Before you can get behind the wheel, you are supposed to learn defensive driving techniques.
Alcohol consumption, cellphone use and excessive speed can cause catastrophic harm. Yet, most people never fathom being in a motor vehicle accident.
It’s important to know what to do should a crash take place, nonetheless.
Five considerations when responding to a crash
Some traffic incidents may not seem serious. However, there is always the possibility of sustaining injuries – many of which might not become immediately apparent.
- Check for injuries. If you or one of your passengers experience neck or back pain, remain still until paramedics arrive.
- Determine whether you are in danger. Approaching vehicles may not anticipate the need to stop, and smoke or the smell of gas could indicate further risk. If you are physically able to do so, turn your hazard lights on and pull your vehicle over to a safer location, out of the flow of traffic.
- See if other people are hurt. You may be able to assist with first aid or provide comfort until trained help arrives.
- Report the crash. Authorities can evaluate the potential causes of the incident and provide immediate medical attention. Proving an insurance claim may rest on a police report, which will likely be helpful in recovering damages through a personal injury lawsuit as well.
- Gather information. After a crash, the involved drivers must exchange names, phone numbers, addresses and automobile insurance policy numbers. Witness statements and pictures of the scene, vehicles and injuries could also help with a financial recovery.

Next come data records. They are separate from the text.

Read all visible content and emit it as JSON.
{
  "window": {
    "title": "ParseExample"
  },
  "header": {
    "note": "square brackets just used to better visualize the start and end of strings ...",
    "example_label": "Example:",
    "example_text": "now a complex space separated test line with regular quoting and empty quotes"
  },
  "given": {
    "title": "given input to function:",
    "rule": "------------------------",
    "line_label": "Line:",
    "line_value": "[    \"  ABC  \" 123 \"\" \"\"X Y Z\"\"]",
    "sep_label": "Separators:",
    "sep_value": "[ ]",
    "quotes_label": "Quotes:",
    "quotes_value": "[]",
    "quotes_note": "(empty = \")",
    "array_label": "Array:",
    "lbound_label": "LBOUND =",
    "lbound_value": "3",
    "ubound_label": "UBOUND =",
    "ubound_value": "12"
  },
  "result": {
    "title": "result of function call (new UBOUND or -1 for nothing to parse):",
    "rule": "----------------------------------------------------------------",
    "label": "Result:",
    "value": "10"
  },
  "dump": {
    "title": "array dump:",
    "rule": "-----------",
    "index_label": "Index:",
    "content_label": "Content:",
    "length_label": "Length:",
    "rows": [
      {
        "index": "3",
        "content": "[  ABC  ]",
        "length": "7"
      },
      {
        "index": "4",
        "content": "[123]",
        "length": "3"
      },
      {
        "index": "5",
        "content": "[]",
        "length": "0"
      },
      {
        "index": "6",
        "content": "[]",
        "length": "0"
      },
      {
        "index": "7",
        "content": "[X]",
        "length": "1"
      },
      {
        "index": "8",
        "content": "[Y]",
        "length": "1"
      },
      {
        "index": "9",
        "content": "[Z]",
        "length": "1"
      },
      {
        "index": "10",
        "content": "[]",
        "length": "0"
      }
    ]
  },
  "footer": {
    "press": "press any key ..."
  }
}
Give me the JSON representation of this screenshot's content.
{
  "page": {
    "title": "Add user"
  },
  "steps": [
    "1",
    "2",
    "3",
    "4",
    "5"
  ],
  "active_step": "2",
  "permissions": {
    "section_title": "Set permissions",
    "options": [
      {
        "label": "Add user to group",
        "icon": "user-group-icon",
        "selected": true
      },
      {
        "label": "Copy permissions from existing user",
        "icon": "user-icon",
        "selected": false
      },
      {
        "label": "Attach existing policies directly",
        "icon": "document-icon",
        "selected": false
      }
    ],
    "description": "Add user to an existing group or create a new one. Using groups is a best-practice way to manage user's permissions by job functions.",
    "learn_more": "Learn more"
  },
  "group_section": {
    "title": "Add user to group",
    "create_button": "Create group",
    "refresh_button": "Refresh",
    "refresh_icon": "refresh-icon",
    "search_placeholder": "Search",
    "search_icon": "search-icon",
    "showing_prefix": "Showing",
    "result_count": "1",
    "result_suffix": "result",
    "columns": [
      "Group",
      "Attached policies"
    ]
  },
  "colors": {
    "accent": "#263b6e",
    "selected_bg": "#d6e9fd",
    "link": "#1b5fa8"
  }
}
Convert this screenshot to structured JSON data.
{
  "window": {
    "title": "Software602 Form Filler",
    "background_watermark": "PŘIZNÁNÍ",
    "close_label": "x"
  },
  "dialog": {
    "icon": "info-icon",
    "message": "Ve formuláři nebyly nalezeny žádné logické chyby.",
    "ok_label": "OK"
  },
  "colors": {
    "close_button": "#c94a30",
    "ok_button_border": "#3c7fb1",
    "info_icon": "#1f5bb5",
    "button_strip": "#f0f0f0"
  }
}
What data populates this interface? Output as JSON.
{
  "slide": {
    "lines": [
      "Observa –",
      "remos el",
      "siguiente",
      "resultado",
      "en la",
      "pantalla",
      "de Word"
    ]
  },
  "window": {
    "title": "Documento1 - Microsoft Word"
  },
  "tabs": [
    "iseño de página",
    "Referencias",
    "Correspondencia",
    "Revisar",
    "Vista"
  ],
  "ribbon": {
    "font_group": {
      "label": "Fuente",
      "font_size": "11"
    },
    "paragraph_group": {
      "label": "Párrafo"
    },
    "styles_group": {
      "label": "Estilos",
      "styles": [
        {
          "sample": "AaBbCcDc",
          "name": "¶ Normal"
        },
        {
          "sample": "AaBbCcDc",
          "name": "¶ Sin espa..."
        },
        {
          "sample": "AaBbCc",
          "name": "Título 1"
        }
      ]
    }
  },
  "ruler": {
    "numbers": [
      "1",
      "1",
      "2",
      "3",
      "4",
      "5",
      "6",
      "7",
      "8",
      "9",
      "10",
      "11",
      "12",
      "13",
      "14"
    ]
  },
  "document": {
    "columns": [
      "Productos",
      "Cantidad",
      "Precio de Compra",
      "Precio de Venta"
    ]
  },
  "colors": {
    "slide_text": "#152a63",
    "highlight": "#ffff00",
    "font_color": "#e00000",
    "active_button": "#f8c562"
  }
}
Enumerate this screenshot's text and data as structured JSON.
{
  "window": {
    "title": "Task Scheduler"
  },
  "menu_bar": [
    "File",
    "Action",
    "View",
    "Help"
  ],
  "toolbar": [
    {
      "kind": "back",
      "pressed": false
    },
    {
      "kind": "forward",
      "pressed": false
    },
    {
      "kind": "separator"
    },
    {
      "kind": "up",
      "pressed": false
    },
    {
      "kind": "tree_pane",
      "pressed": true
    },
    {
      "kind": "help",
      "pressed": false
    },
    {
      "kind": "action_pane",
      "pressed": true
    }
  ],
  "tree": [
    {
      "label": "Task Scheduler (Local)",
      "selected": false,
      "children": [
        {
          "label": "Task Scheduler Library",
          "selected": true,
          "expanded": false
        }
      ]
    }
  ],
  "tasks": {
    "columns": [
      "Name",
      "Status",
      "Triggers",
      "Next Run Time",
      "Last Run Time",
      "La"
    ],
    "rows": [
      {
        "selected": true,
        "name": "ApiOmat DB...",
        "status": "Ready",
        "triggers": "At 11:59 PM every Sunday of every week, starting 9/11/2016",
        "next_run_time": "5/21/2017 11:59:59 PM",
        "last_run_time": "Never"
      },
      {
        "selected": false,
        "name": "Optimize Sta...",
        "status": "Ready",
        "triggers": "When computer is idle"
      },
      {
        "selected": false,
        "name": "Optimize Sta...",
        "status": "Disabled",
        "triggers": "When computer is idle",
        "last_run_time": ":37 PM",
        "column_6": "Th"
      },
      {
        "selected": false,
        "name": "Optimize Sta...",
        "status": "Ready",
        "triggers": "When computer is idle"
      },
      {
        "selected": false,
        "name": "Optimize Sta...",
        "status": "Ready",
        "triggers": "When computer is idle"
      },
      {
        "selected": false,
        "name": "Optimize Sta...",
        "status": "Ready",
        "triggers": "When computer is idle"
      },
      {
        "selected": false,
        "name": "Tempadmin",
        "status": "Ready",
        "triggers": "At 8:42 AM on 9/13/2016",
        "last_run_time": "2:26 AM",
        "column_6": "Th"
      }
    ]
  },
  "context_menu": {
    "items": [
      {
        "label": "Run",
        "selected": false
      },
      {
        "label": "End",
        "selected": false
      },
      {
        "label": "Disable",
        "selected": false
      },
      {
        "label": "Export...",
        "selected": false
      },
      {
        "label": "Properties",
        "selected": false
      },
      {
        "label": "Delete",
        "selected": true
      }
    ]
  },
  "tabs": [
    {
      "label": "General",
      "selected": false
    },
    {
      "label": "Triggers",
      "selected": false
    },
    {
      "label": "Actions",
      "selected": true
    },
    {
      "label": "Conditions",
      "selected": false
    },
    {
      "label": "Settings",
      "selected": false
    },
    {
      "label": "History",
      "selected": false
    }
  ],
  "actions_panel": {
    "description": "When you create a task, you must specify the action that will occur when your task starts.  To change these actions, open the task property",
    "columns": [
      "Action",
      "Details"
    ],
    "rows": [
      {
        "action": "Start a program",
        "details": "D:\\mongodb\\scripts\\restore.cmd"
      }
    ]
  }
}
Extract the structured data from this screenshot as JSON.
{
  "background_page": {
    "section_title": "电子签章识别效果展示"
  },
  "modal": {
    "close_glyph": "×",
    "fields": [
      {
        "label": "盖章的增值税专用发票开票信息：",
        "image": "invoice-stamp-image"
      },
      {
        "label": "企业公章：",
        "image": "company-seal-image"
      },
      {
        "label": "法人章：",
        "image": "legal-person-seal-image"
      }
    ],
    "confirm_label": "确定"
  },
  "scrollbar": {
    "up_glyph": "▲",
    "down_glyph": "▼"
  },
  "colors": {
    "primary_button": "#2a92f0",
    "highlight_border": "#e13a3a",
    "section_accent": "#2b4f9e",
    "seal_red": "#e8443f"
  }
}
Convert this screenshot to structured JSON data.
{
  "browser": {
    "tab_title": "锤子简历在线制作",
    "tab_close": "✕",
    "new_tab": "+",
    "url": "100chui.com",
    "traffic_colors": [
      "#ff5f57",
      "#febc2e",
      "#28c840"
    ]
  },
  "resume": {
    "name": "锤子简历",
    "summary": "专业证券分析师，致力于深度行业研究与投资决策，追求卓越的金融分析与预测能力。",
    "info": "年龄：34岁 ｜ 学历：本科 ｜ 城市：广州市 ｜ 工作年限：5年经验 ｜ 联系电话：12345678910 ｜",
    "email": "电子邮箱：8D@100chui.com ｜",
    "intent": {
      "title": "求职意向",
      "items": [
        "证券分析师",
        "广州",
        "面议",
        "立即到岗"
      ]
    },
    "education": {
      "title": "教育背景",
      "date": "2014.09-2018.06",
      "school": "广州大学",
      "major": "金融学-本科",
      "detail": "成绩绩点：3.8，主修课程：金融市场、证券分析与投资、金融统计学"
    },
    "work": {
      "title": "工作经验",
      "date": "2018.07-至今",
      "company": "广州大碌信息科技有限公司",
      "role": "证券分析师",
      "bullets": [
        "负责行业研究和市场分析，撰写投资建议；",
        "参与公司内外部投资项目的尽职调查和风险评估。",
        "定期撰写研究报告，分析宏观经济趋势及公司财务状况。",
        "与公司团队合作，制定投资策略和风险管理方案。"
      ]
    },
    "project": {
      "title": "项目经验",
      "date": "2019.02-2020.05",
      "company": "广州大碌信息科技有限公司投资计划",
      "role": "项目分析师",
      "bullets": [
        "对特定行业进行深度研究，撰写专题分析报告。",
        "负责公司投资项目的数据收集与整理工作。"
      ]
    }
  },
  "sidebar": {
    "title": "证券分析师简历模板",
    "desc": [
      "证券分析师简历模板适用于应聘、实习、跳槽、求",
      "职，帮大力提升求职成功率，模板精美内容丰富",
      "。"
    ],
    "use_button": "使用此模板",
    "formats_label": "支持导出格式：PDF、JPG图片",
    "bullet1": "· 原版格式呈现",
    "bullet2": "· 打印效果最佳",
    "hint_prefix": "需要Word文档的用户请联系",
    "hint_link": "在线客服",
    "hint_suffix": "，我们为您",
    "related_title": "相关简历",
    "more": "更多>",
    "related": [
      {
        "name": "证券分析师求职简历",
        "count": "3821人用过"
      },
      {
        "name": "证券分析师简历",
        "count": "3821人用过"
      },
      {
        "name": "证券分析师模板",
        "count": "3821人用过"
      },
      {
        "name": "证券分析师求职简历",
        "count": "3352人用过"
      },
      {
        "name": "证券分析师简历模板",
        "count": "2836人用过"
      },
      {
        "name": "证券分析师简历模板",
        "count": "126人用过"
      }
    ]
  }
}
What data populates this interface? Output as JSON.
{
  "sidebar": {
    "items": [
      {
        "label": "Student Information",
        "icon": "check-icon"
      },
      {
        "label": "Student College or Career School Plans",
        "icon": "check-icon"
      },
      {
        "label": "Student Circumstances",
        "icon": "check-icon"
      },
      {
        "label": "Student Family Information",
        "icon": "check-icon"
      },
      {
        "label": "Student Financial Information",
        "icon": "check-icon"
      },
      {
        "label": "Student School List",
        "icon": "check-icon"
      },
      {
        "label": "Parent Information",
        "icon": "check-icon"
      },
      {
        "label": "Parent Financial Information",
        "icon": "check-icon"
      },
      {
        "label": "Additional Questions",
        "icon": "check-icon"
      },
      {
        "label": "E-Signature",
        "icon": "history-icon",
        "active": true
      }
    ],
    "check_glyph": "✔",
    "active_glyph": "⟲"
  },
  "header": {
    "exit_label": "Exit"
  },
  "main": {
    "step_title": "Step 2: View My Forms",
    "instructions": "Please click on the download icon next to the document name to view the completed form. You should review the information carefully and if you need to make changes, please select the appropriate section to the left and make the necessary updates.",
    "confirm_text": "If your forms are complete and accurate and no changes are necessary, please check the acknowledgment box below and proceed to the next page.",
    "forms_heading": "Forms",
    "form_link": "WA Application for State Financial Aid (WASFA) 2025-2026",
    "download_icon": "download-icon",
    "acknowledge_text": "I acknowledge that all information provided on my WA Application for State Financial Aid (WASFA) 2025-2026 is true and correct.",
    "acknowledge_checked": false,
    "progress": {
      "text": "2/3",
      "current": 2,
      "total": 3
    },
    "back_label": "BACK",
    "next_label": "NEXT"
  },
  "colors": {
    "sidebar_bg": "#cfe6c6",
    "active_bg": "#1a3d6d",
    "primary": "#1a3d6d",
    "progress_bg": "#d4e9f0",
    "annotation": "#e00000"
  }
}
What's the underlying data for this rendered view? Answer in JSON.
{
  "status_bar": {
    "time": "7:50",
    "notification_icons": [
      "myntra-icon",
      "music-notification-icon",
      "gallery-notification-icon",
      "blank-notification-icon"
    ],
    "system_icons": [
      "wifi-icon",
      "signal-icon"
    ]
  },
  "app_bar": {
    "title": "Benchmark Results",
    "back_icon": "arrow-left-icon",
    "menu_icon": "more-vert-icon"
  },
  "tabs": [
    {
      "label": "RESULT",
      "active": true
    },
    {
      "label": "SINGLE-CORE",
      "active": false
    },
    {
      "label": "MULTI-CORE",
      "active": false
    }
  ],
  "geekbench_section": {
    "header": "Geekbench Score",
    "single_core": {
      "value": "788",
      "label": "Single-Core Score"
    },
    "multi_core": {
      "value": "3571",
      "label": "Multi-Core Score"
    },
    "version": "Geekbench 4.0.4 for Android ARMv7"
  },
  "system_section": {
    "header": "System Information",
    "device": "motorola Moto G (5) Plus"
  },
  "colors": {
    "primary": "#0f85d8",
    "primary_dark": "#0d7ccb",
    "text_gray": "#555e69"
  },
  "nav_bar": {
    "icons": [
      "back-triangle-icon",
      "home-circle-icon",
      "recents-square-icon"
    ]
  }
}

After receiving permission to leave the scene, you should have your physician evaluate you for injuries. Your medical documentation will be reviewed if you decide to seek compensation, so be thorough in reporting your symptoms. If you believe another motorist’s negligence is to blame, time is of the essence in exploring your options.